DATASET EXCERPTS section start

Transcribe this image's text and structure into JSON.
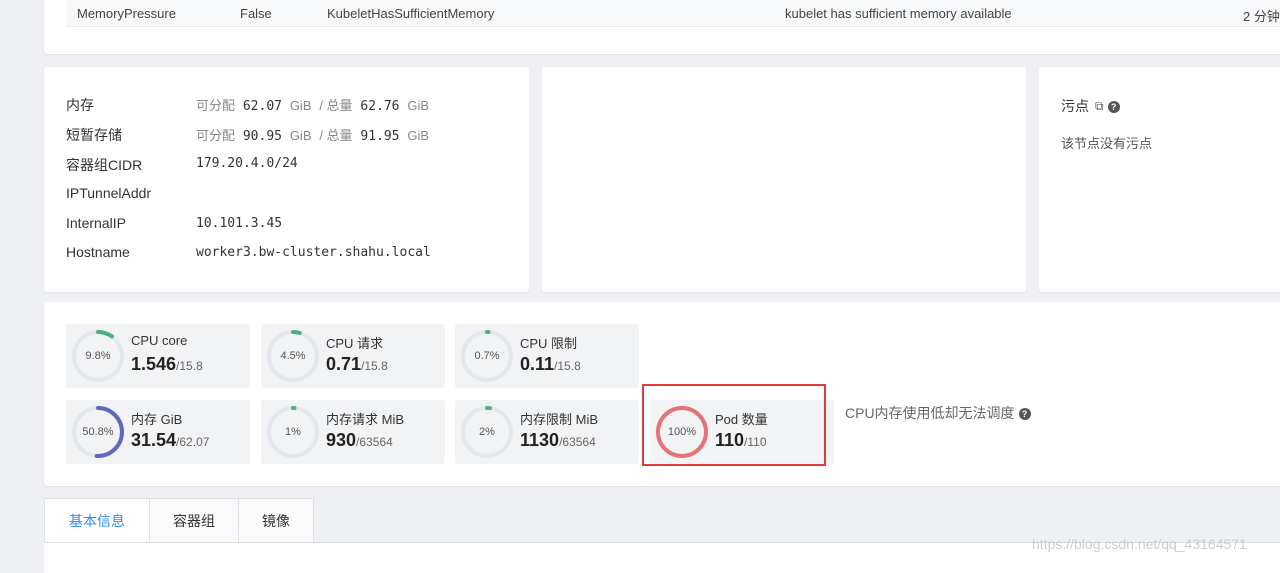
{
  "condition": {
    "type": "MemoryPressure",
    "status": "False",
    "reason": "KubeletHasSufficientMemory",
    "message": "kubelet has sufficient memory available",
    "time": "2 分钟"
  },
  "info": {
    "memory_label": "内存",
    "memory_alloc_prefix": "可分配",
    "memory_alloc": "62.07",
    "unit_gib": "GiB",
    "total_prefix": "/ 总量",
    "memory_total": "62.76",
    "storage_label": "短暂存储",
    "storage_alloc": "90.95",
    "storage_total": "91.95",
    "cidr_label": "容器组CIDR",
    "cidr_value": "179.20.4.0/24",
    "tunnel_label": "IPTunnelAddr",
    "tunnel_value": "",
    "internal_ip_label": "InternalIP",
    "internal_ip_value": "10.101.3.45",
    "hostname_label": "Hostname",
    "hostname_value": "worker3.bw-cluster.shahu.local"
  },
  "taints": {
    "title": "污点",
    "link_icon": "external-link-icon",
    "help_icon": "question-circle-icon",
    "empty": "该节点没有污点"
  },
  "metrics": [
    {
      "title": "CPU core",
      "percent_label": "9.8%",
      "percent": 9.8,
      "used": "1.546",
      "total": "/15.8",
      "color": "#4caf7d"
    },
    {
      "title": "CPU 请求",
      "percent_label": "4.5%",
      "percent": 4.5,
      "used": "0.71",
      "total": "/15.8",
      "color": "#4caf7d"
    },
    {
      "title": "CPU 限制",
      "percent_label": "0.7%",
      "percent": 0.7,
      "used": "0.11",
      "total": "/15.8",
      "color": "#4caf7d"
    },
    {
      "title": "内存 GiB",
      "percent_label": "50.8%",
      "percent": 50.8,
      "used": "31.54",
      "total": "/62.07",
      "color": "#5c6bc0"
    },
    {
      "title": "内存请求 MiB",
      "percent_label": "1%",
      "percent": 1,
      "used": "930",
      "total": "/63564",
      "color": "#4caf7d"
    },
    {
      "title": "内存限制 MiB",
      "percent_label": "2%",
      "percent": 2,
      "used": "1130",
      "total": "/63564",
      "color": "#4caf7d"
    },
    {
      "title": "Pod 数量",
      "percent_label": "100%",
      "percent": 100,
      "used": "110",
      "total": "/110",
      "color": "#e57373"
    }
  ],
  "warning": "CPU内存使用低却无法调度",
  "tabs": [
    "基本信息",
    "容器组",
    "镜像"
  ],
  "watermark": "https://blog.csdn.net/qq_43164571",
  "colors": {
    "accent": "#2d8cf0",
    "highlight": "#e0393e",
    "track": "#e4e7ed"
  }
}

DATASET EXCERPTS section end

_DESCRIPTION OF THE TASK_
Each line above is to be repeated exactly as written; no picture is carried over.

_EXERCISE RESULT_
Transcribe this image's text and structure into JSON.
{
  "condition": {
    "type": "MemoryPressure",
    "status": "False",
    "reason": "KubeletHasSufficientMemory",
    "message": "kubelet has sufficient memory available",
    "time": "2 分钟"
  },
  "info": {
    "memory_label": "内存",
    "memory_alloc_prefix": "可分配",
    "memory_alloc": "62.07",
    "unit_gib": "GiB",
    "total_prefix": "/ 总量",
    "memory_total": "62.76",
    "storage_label": "短暂存储",
    "storage_alloc": "90.95",
    "storage_total": "91.95",
    "cidr_label": "容器组CIDR",
    "cidr_value": "179.20.4.0/24",
    "tunnel_label": "IPTunnelAddr",
    "tunnel_value": "",
    "internal_ip_label": "InternalIP",
    "internal_ip_value": "10.101.3.45",
    "hostname_label": "Hostname",
    "hostname_value": "worker3.bw-cluster.shahu.local"
  },
  "taints": {
    "title": "污点",
    "link_icon": "external-link-icon",
    "help_icon": "question-circle-icon",
    "empty": "该节点没有污点"
  },
  "metrics": [
    {
      "title": "CPU core",
      "percent_label": "9.8%",
      "percent": 9.8,
      "used": "1.546",
      "total": "/15.8",
      "color": "#4caf7d"
    },
    {
      "title": "CPU 请求",
      "percent_label": "4.5%",
      "percent": 4.5,
      "used": "0.71",
      "total": "/15.8",
      "color": "#4caf7d"
    },
    {
      "title": "CPU 限制",
      "percent_label": "0.7%",
      "percent": 0.7,
      "used": "0.11",
      "total": "/15.8",
      "color": "#4caf7d"
    },
    {
      "title": "内存 GiB",
      "percent_label": "50.8%",
      "percent": 50.8,
      "used": "31.54",
      "total": "/62.07",
      "color": "#5c6bc0"
    },
    {
      "title": "内存请求 MiB",
      "percent_label": "1%",
      "percent": 1,
      "used": "930",
      "total": "/63564",
      "color": "#4caf7d"
    },
    {
      "title": "内存限制 MiB",
      "percent_label": "2%",
      "percent": 2,
      "used": "1130",
      "total": "/63564",
      "color": "#4caf7d"
    },
    {
      "title": "Pod 数量",
      "percent_label": "100%",
      "percent": 100,
      "used": "110",
      "total": "/110",
      "color": "#e57373"
    }
  ],
  "warning": "CPU内存使用低却无法调度",
  "tabs": [
    "基本信息",
    "容器组",
    "镜像"
  ],
  "watermark": "https://blog.csdn.net/qq_43164571",
  "colors": {
    "accent": "#2d8cf0",
    "highlight": "#e0393e",
    "track": "#e4e7ed"
  }
}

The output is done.